Firstly, What Is This All About? Project Glass is essentially Google’s foray into wearable computing. What’s wearable computing? Simple – any battery-powered type of eyewear that lets people see the world through augmented reality (not the first time in history this has been done, but more on that later). Based on the video below, you’ll be able to do things like find places with sat-nav and take photos then share them people.
Now, onto the truths and myths about Project Glass -
Possibly True: If American tech blogger Seth Weintraub is as well-informed as some sites say he is, Google’s Project Glass glasses will likely use a transparent LCD or AMOLED display to place content and info in your view. It might also be location-aware, courtesy of a camera and GPS, and theoretically, you could scroll through daily tasks by simply tilting your head.

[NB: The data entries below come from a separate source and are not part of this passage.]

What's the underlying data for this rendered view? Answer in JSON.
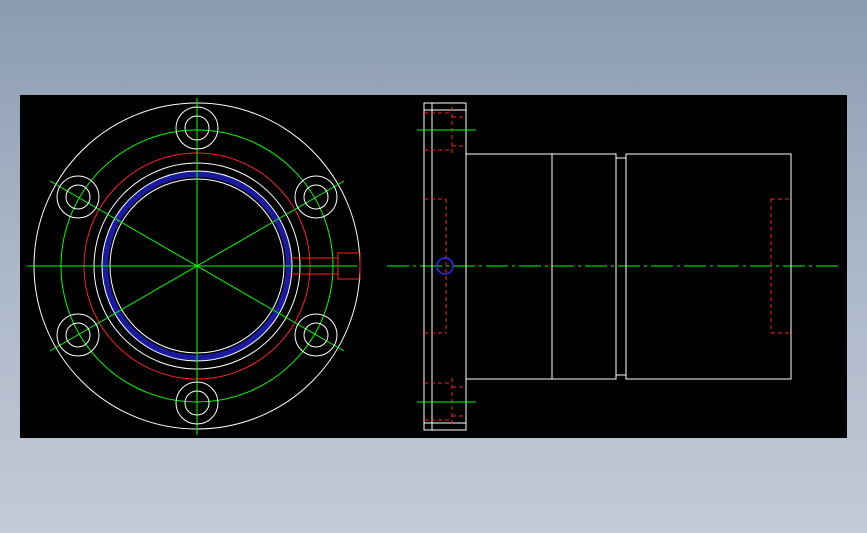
{
  "drawing": {
    "background": "#000000",
    "colors": {
      "outline": "#ffffff",
      "centerline": "#00ff00",
      "hidden": "#ff2020",
      "pitch_circle": "#ff2020",
      "groove": "#1a1aa0",
      "port": "#3030ff"
    },
    "front_view": {
      "bolt_holes": 6,
      "has_lubrication_port": true
    },
    "side_view": {
      "flange": true,
      "body_sections": 3,
      "lubrication_port": true
    }
  }
}
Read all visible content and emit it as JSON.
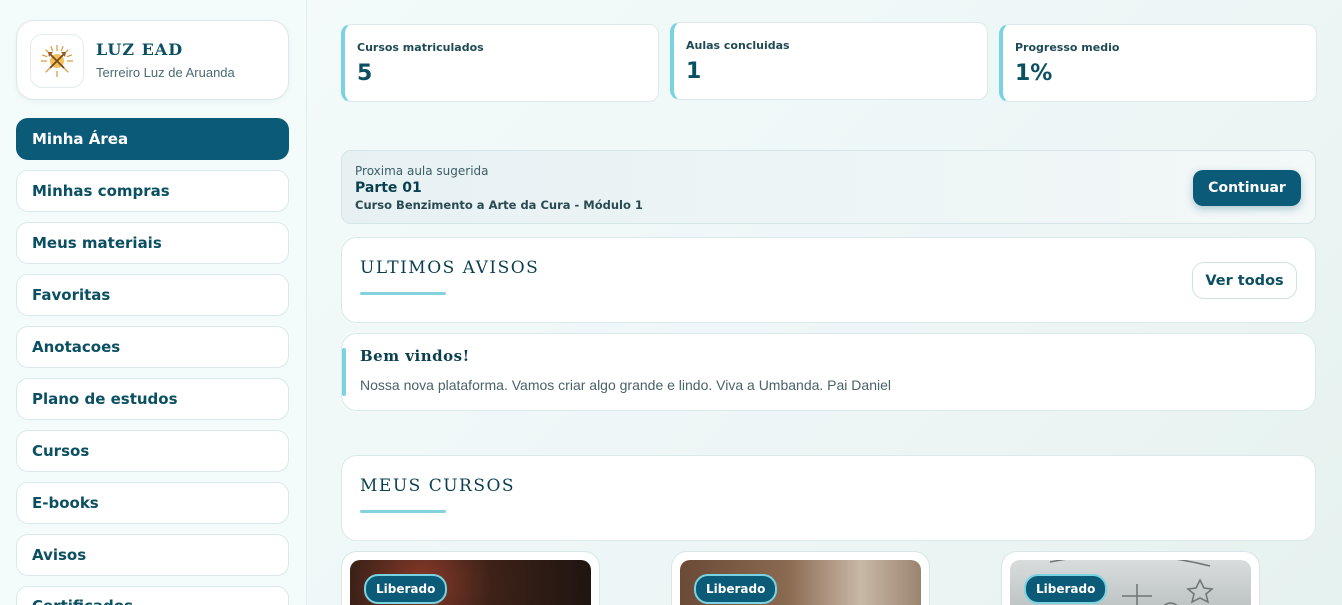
{
  "brand": {
    "title": "LUZ EAD",
    "subtitle": "Terreiro Luz de Aruanda",
    "logo_icon": "sun-axes-logo-icon"
  },
  "sidebar": {
    "items": [
      {
        "label": "Minha Área",
        "active": true
      },
      {
        "label": "Minhas compras",
        "active": false
      },
      {
        "label": "Meus materiais",
        "active": false
      },
      {
        "label": "Favoritas",
        "active": false
      },
      {
        "label": "Anotacoes",
        "active": false
      },
      {
        "label": "Plano de estudos",
        "active": false
      },
      {
        "label": "Cursos",
        "active": false
      },
      {
        "label": "E-books",
        "active": false
      },
      {
        "label": "Avisos",
        "active": false
      },
      {
        "label": "Certificados",
        "active": false
      }
    ]
  },
  "stats": [
    {
      "label": "Cursos matriculados",
      "value": "5"
    },
    {
      "label": "Aulas concluidas",
      "value": "1"
    },
    {
      "label": "Progresso medio",
      "value": "1%"
    }
  ],
  "next_lesson": {
    "label": "Proxima aula sugerida",
    "title": "Parte 01",
    "course": "Curso Benzimento a Arte da Cura - Módulo 1",
    "button": "Continuar"
  },
  "notices": {
    "title": "ULTIMOS AVISOS",
    "view_all": "Ver todos",
    "items": [
      {
        "title": "Bem vindos!",
        "body": "Nossa nova plataforma. Vamos criar algo grande e lindo. Viva a Umbanda. Pai Daniel"
      }
    ]
  },
  "courses": {
    "title": "MEUS CURSOS",
    "cards": [
      {
        "badge": "Liberado"
      },
      {
        "badge": "Liberado"
      },
      {
        "badge": "Liberado"
      }
    ]
  },
  "colors": {
    "primary": "#0a5a78",
    "accent": "#7ad3e0",
    "text": "#0b4f62"
  }
}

Fact: Project Glass is being developed by the Google X Lab (that’s actually it’s name), a secret tech research facility in California, separate from the company’s Mountain View headquarters.
Myth: While confirmed projects at Google’s X Lab include a space elevator and self-driving car, the company has neither affirmed nor denied the existence of a Google Killbot program.
Fact: Google cofounder Sergey Brin wore these to a Foundation Fighting Blindness fundraising dinner last month, just days after the project’s public announcement. According to the New York Times, we should expect to see them for sale before the end of 2012. But we’re not holding our breaths. According to this Tech Radar article, Indian inventor and MIT Media Lab research assistant, Pranav Mistry, “reckons [the NYT speculation on a release date] is nonsense, and the tech is at least two years away.”
Possibly True: That same NYT article says that the glasses will run Android, have motion sensors, GPS and either 3G or 4G data connections.
Myth: Project Glass needs actual glasses for you to experience the technology. This is not a joke. Google has assured the public that Project Glass works both with and without existing eyeglasses.
Fact: For technophiles who just can’t wait, University of Toronto professor of Electrical and Computer Engineering, Steve Mann, has spent the last 30 years developing the EyeTap eyeglass system, his own entry into wearable computing. The EyeTap unit is mounted over one eye, and features an integrated digital camera and projector that displays information about what you’re seeing directly onto your eye. U of T grad students and engineers are wearing prototypes right now.
Myth: Wearing a computer on your eye all day won’t have side effects. In fact, Mann wears his own EyeTap nearly all day, and complains of occasional nausea and headaches.
Most Likely A Myth: The launch will go flawlessly. Google+ is an unprecedented flop, as was Google Buzz. Worse still, a change to the way their search algorithm functions has left a sour taste in many user’s mouths, so Google is looking somewhat shaky.
Fact: This is not the first attempt to make a consumer-grade “head mounted display.” HMDs have been around since the 90s, though Project Glass may be the first to look like something you can actually wear everyday, rather than the ones Oakley and Japan’s Nippon Telegraph are working on.
Fact: Bluetooth headsets make you look like an ensign on board the Starship Enterprise. These won’t. They’ll make you look like the chief engineer.
Possibly True: The camera will suck. Google posted their first test shot using Project Glass’s built in camera, and the results resembled those of a camera phone’s… circa 2006.